Before I came to Knoxville this summer, I wanted to make sure that I was all stocked up on business cards. I've spent a lot of time thinking about me, my brand, the Punchbowl, and how I want to convey all that because at the end of the day (or the career fair, or the interview) you are who you are. The company that you're interviewing with will ultimately be hiring YOU. You, with all of your interests and ideas and quirks. Therefore, the you that you present to them should be honest-- because being you is what sets you apart from everyone else interviewing for that job.
When I started working on my business cards last winter, I tried very hard to present a good corporate image. Responsible, business-like, creative, hip and designerly. But the results were flat, and they didn't feel like me. But when I thought about what I wanted to convey about myself (at this point in my life and career, because hello-- these things change) and what I know sets me apart, I kept coming back to my love of craft and the handmade. I love handrawn fonts. I love hand illustrations and the imperfections that come from the human touch. It finally dawned on me that perhaps I should make my business cards.

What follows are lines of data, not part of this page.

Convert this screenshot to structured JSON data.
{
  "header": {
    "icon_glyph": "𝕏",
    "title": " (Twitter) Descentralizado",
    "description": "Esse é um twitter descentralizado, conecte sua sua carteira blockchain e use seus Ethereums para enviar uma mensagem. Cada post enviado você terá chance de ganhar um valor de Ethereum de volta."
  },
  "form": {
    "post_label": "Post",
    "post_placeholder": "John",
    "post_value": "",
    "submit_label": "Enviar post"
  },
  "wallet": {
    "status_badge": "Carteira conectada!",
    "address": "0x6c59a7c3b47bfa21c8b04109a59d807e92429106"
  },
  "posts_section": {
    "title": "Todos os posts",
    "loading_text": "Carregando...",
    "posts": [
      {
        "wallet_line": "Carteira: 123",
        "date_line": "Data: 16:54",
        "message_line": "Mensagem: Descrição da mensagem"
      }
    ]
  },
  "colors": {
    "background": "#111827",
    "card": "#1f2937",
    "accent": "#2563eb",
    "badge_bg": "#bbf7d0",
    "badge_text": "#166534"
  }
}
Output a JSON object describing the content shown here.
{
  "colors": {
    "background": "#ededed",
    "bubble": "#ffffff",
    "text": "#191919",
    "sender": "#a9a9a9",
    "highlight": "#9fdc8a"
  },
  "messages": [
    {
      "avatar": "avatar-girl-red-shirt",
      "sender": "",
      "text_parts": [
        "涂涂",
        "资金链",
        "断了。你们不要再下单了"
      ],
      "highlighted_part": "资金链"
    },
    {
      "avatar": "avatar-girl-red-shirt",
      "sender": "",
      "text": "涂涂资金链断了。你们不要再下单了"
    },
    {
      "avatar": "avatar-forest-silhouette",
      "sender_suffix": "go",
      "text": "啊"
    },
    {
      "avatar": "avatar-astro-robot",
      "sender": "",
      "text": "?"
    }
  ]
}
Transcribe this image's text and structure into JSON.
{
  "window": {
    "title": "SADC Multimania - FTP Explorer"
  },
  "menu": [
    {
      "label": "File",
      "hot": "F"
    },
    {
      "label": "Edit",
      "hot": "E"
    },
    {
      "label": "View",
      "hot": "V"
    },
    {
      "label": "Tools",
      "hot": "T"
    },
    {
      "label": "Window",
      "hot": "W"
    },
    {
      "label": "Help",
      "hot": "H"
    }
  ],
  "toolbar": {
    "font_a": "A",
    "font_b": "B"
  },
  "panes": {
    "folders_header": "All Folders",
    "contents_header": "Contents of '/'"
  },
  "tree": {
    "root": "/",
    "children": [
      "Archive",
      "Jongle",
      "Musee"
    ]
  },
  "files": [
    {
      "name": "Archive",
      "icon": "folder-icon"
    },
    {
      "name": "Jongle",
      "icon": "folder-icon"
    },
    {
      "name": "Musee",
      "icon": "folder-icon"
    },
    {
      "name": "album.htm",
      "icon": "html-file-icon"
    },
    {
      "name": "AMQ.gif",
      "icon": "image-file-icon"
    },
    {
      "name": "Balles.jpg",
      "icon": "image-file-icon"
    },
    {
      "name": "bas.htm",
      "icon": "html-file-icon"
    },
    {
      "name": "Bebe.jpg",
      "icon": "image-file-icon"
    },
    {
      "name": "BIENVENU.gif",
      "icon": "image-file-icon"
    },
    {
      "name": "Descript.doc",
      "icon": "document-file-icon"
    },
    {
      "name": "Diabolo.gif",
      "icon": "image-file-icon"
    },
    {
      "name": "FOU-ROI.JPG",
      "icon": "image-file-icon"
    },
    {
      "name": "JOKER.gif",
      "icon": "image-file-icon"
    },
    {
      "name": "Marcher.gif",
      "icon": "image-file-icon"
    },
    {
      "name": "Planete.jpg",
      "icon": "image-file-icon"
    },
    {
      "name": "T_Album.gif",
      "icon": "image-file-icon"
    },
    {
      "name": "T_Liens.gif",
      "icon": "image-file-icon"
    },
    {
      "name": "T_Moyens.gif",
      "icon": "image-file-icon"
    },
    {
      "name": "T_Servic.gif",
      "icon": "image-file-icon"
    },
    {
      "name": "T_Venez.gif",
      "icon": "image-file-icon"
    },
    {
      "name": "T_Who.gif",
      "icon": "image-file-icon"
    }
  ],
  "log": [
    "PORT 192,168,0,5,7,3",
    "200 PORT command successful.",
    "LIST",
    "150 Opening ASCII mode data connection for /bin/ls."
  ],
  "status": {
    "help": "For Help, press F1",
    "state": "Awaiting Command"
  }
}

Not only did it give potential employers a clear sense of the designer that they would be hiring, but it was a great conversation starter-- which helped me identify companies with whom I knew I could connect well. It's hard; you want to be everything to every company when you're looking for a job. But you'll be doing yourself a favor if you look at it as interviewing them as well and be yourself.
So, I put my maker-hat on, and got down to business. I designed a logo and had a rubber stamp made from rubberstamps.net. I then gathered my supplies (check out Paper Source for stamping supplies; they also have an incredible paper selection) and got to stamping. Each one is a little different, but they're all extremely personal. And that's just how I like it!